In this paper a comprehensive theory of vowel reduction is presented based on a large amount of experimental data gathered by Van Bergem (1995b). The schwa, playing a major role in the process of vowel reduction, is often thought to be a vowel that is produced with a 'neutral' vocal tract. This view is shown to be wrong. The schwa appears to be a vowel that is completely assimilated with its phonemic context; its vowel colour can vary widely. As a consequence, vowel reduction should not be interpreted as centralization, but as contextual assimilation. Two types of vowel reduction are discussed: acoustic reduction and lexical reduction. These can very well be interpreted as two intermediate stages in the process of the sound change 'full vowel -> schwa'.

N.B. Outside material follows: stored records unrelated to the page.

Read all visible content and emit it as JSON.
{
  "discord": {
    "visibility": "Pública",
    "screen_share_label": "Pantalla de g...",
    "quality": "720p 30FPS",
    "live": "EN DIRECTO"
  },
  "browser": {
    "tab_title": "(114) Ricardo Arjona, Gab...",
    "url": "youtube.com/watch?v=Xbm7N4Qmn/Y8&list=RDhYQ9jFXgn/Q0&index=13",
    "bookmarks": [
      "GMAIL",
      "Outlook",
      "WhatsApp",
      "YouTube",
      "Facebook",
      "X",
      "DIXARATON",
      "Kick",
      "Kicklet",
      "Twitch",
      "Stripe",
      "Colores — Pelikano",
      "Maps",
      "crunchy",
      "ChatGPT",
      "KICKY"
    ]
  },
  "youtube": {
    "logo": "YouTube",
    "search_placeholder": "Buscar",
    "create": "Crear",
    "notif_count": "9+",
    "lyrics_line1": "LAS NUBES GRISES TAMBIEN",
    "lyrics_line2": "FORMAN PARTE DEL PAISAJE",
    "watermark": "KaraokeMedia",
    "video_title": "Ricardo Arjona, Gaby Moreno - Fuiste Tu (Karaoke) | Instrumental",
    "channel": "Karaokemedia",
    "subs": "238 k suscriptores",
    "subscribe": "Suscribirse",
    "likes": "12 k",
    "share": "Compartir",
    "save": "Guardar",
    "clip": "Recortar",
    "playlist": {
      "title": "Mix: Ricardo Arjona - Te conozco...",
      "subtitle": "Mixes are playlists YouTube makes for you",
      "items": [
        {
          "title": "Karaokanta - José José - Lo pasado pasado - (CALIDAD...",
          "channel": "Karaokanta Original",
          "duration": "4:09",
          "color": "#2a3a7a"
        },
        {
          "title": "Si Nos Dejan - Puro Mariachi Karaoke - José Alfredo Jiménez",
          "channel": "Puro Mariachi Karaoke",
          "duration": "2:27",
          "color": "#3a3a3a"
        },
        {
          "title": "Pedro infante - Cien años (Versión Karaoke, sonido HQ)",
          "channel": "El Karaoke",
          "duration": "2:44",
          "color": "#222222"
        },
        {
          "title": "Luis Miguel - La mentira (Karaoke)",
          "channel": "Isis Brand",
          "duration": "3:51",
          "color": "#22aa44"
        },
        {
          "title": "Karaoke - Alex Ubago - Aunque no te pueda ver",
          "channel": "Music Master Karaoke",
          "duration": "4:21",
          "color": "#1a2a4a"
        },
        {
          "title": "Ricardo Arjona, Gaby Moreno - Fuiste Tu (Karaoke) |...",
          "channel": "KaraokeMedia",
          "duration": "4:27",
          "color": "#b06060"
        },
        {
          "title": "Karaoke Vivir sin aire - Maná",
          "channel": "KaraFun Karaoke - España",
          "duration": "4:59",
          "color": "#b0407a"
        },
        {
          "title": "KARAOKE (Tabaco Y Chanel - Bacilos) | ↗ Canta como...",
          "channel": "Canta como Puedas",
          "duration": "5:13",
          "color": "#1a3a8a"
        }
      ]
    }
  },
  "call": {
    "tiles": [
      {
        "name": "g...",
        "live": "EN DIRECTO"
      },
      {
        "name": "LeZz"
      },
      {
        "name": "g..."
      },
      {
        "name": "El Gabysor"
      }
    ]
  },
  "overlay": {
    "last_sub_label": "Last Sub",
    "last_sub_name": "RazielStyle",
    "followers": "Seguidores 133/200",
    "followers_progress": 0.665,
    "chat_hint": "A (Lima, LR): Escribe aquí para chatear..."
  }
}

Bibliographic reference. Bergem, Dick R. van (1995): "Experimental evidence for a comprehensive theory of vowel reduction", In EUROSPEECH-1995, 1319-1322.